## Problem to solve:
What follows is a set of records, each of which is to be written out exactly.
====== Extracted records ======
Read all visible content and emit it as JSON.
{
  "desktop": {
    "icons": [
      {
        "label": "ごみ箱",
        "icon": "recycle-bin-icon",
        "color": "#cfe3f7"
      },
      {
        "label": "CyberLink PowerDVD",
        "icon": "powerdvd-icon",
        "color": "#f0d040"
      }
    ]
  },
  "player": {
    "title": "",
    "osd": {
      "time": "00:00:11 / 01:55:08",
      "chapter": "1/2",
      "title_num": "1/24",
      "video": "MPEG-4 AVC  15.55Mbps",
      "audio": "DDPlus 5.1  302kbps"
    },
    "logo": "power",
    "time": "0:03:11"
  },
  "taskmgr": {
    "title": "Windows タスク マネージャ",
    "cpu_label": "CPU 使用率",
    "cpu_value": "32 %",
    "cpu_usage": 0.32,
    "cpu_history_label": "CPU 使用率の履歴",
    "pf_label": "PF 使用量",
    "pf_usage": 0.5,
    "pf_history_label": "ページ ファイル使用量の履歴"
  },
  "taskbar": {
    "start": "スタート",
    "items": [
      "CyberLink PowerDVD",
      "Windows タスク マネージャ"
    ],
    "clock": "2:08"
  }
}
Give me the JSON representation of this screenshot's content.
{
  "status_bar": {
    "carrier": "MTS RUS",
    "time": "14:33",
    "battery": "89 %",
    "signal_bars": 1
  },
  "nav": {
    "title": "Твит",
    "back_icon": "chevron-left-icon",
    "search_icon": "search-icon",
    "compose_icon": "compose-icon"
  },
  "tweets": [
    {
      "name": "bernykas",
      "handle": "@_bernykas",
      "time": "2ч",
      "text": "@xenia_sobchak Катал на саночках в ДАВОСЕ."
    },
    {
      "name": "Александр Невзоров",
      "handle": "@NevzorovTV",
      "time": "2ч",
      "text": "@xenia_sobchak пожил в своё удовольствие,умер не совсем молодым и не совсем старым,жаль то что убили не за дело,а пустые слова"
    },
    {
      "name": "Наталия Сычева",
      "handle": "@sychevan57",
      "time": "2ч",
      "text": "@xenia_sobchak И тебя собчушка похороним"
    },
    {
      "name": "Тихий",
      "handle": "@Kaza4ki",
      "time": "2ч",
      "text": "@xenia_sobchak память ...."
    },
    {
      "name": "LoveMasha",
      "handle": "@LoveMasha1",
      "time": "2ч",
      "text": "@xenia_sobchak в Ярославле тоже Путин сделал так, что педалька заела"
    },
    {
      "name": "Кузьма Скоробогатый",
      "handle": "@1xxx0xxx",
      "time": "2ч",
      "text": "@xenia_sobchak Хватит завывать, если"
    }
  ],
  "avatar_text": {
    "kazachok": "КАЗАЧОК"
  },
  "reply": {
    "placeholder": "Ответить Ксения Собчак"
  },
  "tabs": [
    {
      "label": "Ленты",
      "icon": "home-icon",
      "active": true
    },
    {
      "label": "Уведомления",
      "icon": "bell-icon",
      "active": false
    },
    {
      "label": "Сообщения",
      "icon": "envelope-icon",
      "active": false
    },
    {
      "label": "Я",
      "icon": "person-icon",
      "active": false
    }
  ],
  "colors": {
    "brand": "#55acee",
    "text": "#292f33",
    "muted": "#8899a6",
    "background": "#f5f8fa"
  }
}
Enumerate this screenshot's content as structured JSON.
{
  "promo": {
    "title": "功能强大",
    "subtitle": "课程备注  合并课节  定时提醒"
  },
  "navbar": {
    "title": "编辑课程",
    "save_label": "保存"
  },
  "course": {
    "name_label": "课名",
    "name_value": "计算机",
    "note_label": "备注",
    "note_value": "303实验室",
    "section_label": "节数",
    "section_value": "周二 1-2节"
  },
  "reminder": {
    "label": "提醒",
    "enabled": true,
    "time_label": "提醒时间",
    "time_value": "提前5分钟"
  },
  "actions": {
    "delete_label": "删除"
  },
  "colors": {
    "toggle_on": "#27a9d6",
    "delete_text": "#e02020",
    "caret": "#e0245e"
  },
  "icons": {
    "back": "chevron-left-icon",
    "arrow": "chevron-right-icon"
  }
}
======
## Reply:
Read all visible content and emit it as JSON.
{
  "desktop": {
    "icons": [
      {
        "label": "ごみ箱",
        "icon": "recycle-bin-icon",
        "color": "#cfe3f7"
      },
      {
        "label": "CyberLink PowerDVD",
        "icon": "powerdvd-icon",
        "color": "#f0d040"
      }
    ]
  },
  "player": {
    "title": "",
    "osd": {
      "time": "00:00:11 / 01:55:08",
      "chapter": "1/2",
      "title_num": "1/24",
      "video": "MPEG-4 AVC  15.55Mbps",
      "audio": "DDPlus 5.1  302kbps"
    },
    "logo": "power",
    "time": "0:03:11"
  },
  "taskmgr": {
    "title": "Windows タスク マネージャ",
    "cpu_label": "CPU 使用率",
    "cpu_value": "32 %",
    "cpu_usage": 0.32,
    "cpu_history_label": "CPU 使用率の履歴",
    "pf_label": "PF 使用量",
    "pf_usage": 0.5,
    "pf_history_label": "ページ ファイル使用量の履歴"
  },
  "taskbar": {
    "start": "スタート",
    "items": [
      "CyberLink PowerDVD",
      "Windows タスク マネージャ"
    ],
    "clock": "2:08"
  }
}
Give me the JSON representation of this screenshot's content.
{
  "status_bar": {
    "carrier": "MTS RUS",
    "time": "14:33",
    "battery": "89 %",
    "signal_bars": 1
  },
  "nav": {
    "title": "Твит",
    "back_icon": "chevron-left-icon",
    "search_icon": "search-icon",
    "compose_icon": "compose-icon"
  },
  "tweets": [
    {
      "name": "bernykas",
      "handle": "@_bernykas",
      "time": "2ч",
      "text": "@xenia_sobchak Катал на саночках в ДАВОСЕ."
    },
    {
      "name": "Александр Невзоров",
      "handle": "@NevzorovTV",
      "time": "2ч",
      "text": "@xenia_sobchak пожил в своё удовольствие,умер не совсем молодым и не совсем старым,жаль то что убили не за дело,а пустые слова"
    },
    {
      "name": "Наталия Сычева",
      "handle": "@sychevan57",
      "time": "2ч",
      "text": "@xenia_sobchak И тебя собчушка похороним"
    },
    {
      "name": "Тихий",
      "handle": "@Kaza4ki",
      "time": "2ч",
      "text": "@xenia_sobchak память ...."
    },
    {
      "name": "LoveMasha",
      "handle": "@LoveMasha1",
      "time": "2ч",
      "text": "@xenia_sobchak в Ярославле тоже Путин сделал так, что педалька заела"
    },
    {
      "name": "Кузьма Скоробогатый",
      "handle": "@1xxx0xxx",
      "time": "2ч",
      "text": "@xenia_sobchak Хватит завывать, если"
    }
  ],
  "avatar_text": {
    "kazachok": "КАЗАЧОК"
  },
  "reply": {
    "placeholder": "Ответить Ксения Собчак"
  },
  "tabs": [
    {
      "label": "Ленты",
      "icon": "home-icon",
      "active": true
    },
    {
      "label": "Уведомления",
      "icon": "bell-icon",
      "active": false
    },
    {
      "label": "Сообщения",
      "icon": "envelope-icon",
      "active": false
    },
    {
      "label": "Я",
      "icon": "person-icon",
      "active": false
    }
  ],
  "colors": {
    "brand": "#55acee",
    "text": "#292f33",
    "muted": "#8899a6",
    "background": "#f5f8fa"
  }
}
Enumerate this screenshot's content as structured JSON.
{
  "promo": {
    "title": "功能强大",
    "subtitle": "课程备注  合并课节  定时提醒"
  },
  "navbar": {
    "title": "编辑课程",
    "save_label": "保存"
  },
  "course": {
    "name_label": "课名",
    "name_value": "计算机",
    "note_label": "备注",
    "note_value": "303实验室",
    "section_label": "节数",
    "section_value": "周二 1-2节"
  },
  "reminder": {
    "label": "提醒",
    "enabled": true,
    "time_label": "提醒时间",
    "time_value": "提前5分钟"
  },
  "actions": {
    "delete_label": "删除"
  },
  "colors": {
    "toggle_on": "#27a9d6",
    "delete_text": "#e02020",
    "caret": "#e0245e"
  },
  "icons": {
    "back": "chevron-left-icon",
    "arrow": "chevron-right-icon"
  }
}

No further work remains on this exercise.